Of course, this is significant because parents will no longer have to worry about their kids being exposed to these toxic chemicals, which have been linked to serious health problems including early puberty in girls, which is linked to breast cancer later in life. But there is a bigger story here.
With this vote, Congress took an important first step forward on what will be a long road toward reforming the way chemicals are regulated in the U.S. It's not that Congress is ahead of the curve: Washington, California and Vermont have already banned phthalates in toys, as have a dozen countries and the European Union. What's significant here is that federal policymakers are waking up to the reality that sweeping chemical policy reform is needed.
The other noteworthy—downright amazing—part of this victory is the movement behind it. The Breast Cancer Fund led a broad-based coalition of over 60 groups from around the country made up of moms, nurses, the faith community, health-affected groups, environmentalists, legislators and women's health advocates who organized press events, activated their constituencies and—in the process of doing so—helped make this victory possible.
And there were legislative champions: California State Assemblymember Fiona Ma, who introduced California legislation—co-sponsored by the Breast Cancer Fund and Environment California—that resulted in nation's first ban on phthalates in kids' toys; U.S. Sen. Dianne Feinstein, who authored the original Senate amendment on phthalates and was fierce in her support of the measure; Sen. Barbara Boxer, who led the Senate negotiations on the phthalate ban and tenaciously defended it throughout three long months of negotiation with the House; and Representatives Henry Waxman, Jan Schakowsky and Diana DeGette, who led the fight on the House side and who served as steadfast and tireless advocates for the ban among their colleagues.
This legislation is a victory for children's health and safety and a major blow to the chemical industry, which spent millions of dollars trying to defeat it. The coalition effort that convinced Congress to support the phthalates ban points to a growing movement calling for major chemical policy reform.
On behalf of the Breast Cancer Fund board and staff, I send out our deep gratitude to every parent, policymaker and public health advocate that helped make this remarkable success possible.

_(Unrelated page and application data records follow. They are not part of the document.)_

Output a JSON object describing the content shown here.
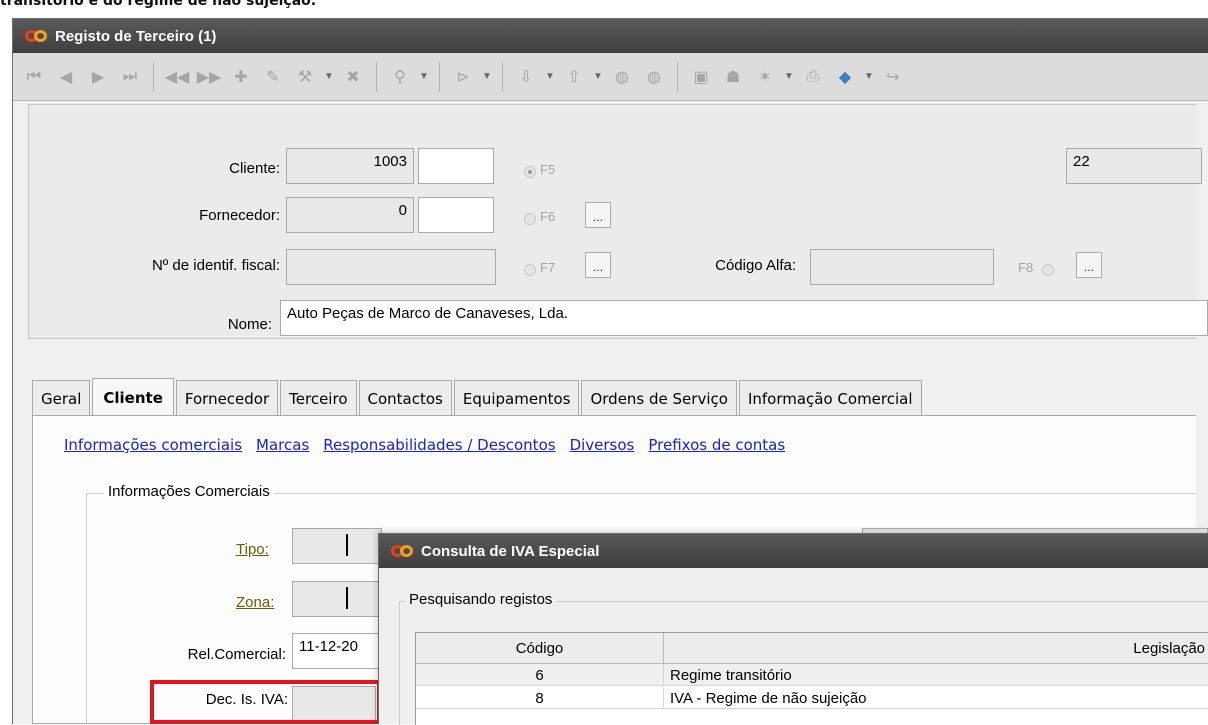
{
  "caption": "transitório e do regime de não sujeição.",
  "window": {
    "title": "Registo de Terceiro (1)"
  },
  "header": {
    "cliente_label": "Cliente:",
    "cliente_value": "1003",
    "cliente_key": "F5",
    "fornecedor_label": "Fornecedor:",
    "fornecedor_value": "0",
    "fornecedor_key": "F6",
    "nif_label": "Nº de identif. fiscal:",
    "nif_key": "F7",
    "codigo_alfa_label": "Código Alfa:",
    "codigo_alfa_key": "F8",
    "top_right_value": "22",
    "nome_label": "Nome:",
    "nome_value": "Auto Peças de Marco de Canaveses, Lda.",
    "ellipsis": "..."
  },
  "tabs": [
    {
      "label": "Geral"
    },
    {
      "label": "Cliente",
      "active": true
    },
    {
      "label": "Fornecedor"
    },
    {
      "label": "Terceiro"
    },
    {
      "label": "Contactos"
    },
    {
      "label": "Equipamentos"
    },
    {
      "label": "Ordens de Serviço"
    },
    {
      "label": "Informação Comercial"
    }
  ],
  "links": [
    "Informações comerciais",
    "Marcas",
    "Responsabilidades / Descontos",
    "Diversos",
    "Prefixos de contas"
  ],
  "informacoes_comerciais": {
    "title": "Informações Comerciais",
    "tipo_label": "Tipo:",
    "zona_label": "Zona:",
    "rel_label": "Rel.Comercial:",
    "rel_value": "11-12-20",
    "dec_label": "Dec. Is. IVA:"
  },
  "dialog": {
    "title": "Consulta de IVA Especial",
    "group_title": "Pesquisando registos",
    "columns": [
      "Código",
      "Legislação"
    ],
    "rows": [
      {
        "codigo": "6",
        "legislacao": "Regime transitório"
      },
      {
        "codigo": "8",
        "legislacao": "IVA - Regime de não sujeição"
      }
    ]
  },
  "colors": {
    "highlight": "#e3141d",
    "link": "#1a22c8",
    "titlebar": "#4a4a4a"
  }
}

We're not resting yet, but it's time to celebrate how far we've come together.